PCATI claims to fight against torture and for prisoner rights. While extensively criticizing alleged Israeli abuses, the group has done virtually no campaigning to uphold the rights of Gilad Shalit ? held incommunicado by Hamas since June 25, 2006 in flagrant violation of the Geneva Conventions. PCATI often lobbies in international forums to promote its one-sided, politicized agenda. PCATI leaders testified in Geneva in front of the UN’s fact-finding mission on the Gaza war, where they referred to Israel’s “unacceptable collective punishment” and to Palestinian “martyrs.”

Jerusalem Center for Social and Economic Rights (JCSER)

KIOS has funded the JCSER since 2005. In 2009, JCSER received EUR 79,700 for a project “[d]efending Palestinian Economic and Social Rights in Jerusalem.” JCSER refers to the “systematic, programmed campaign of Israel’s Judaization of Jerusalem,” the “Apartheid Wall,” “ethnic cleansing,” and Israeli “[r]acial [i]ncitement.”

Kav LaOved

In 2009, Kav LaOved was awarded EUR 23,500 from KIOS for “protecting the human and labor rights of West Bank Palestinians employed by Israelis.” In contrast to other groups, such as PCATI, Kav LaOved generally criticizes Israel’s human rights record without participating in the rhetoric of demonization.

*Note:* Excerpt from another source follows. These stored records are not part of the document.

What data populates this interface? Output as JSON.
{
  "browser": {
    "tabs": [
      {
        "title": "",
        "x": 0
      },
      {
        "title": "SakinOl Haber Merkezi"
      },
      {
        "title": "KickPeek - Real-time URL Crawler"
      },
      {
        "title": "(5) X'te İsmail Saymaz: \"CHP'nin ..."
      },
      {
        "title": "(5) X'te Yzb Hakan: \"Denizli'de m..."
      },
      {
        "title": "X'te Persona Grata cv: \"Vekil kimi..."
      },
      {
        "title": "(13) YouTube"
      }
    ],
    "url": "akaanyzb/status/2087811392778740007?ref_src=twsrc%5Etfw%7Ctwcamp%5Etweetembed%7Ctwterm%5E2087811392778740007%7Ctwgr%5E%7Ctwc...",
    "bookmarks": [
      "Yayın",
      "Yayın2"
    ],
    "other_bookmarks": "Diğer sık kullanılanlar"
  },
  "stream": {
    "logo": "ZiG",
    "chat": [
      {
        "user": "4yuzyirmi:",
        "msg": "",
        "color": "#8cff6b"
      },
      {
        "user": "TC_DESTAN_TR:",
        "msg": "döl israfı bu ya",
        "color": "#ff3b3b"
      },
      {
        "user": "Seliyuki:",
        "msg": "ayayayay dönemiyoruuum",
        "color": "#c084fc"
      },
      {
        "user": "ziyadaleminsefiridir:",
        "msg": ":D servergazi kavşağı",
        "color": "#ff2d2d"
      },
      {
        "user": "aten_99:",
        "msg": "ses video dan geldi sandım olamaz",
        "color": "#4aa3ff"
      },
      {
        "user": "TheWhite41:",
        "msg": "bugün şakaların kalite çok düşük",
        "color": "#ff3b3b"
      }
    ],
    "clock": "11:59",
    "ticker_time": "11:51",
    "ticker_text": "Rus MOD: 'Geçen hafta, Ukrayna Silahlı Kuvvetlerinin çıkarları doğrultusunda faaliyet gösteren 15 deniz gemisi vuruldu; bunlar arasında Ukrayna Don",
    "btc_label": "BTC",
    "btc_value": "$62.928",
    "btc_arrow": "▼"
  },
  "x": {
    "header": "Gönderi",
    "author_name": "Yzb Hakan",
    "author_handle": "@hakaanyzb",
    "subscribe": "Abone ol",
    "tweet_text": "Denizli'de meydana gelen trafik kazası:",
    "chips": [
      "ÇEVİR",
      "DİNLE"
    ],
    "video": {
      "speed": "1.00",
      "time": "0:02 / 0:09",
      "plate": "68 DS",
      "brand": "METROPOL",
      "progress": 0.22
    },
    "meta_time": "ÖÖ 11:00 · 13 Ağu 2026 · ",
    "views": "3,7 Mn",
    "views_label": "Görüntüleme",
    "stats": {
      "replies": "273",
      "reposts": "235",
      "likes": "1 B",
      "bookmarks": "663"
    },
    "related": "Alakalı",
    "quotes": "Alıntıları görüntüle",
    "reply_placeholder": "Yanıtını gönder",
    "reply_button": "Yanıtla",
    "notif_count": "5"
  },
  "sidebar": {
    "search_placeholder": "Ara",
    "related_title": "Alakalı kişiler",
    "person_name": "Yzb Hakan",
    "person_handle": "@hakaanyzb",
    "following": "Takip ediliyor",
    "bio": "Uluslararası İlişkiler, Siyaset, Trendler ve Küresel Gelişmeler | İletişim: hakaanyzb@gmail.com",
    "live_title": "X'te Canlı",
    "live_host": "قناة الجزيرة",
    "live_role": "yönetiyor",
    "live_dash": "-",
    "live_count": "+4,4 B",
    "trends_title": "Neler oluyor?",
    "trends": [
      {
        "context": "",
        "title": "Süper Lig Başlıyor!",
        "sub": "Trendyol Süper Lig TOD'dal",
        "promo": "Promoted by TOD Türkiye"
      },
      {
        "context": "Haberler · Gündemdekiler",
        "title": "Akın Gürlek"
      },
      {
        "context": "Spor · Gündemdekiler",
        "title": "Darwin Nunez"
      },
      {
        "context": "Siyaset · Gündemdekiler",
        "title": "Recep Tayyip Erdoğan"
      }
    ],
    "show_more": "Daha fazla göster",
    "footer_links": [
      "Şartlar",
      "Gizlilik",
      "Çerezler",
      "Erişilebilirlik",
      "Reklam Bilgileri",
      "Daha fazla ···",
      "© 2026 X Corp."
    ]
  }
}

The stated Finnish focus in the “Palestinian Territories” is to support the peace process and set the groundwork for a future Palestinian state. Funding groups that utilize apartheid rhetoric, advance the Palestinian narrative regarding Jerusalem, and distort the context of the conflict does not advance such goals. Adherence to the intended aims will require a reevaluation of grantees and closer monitoring of partner spending.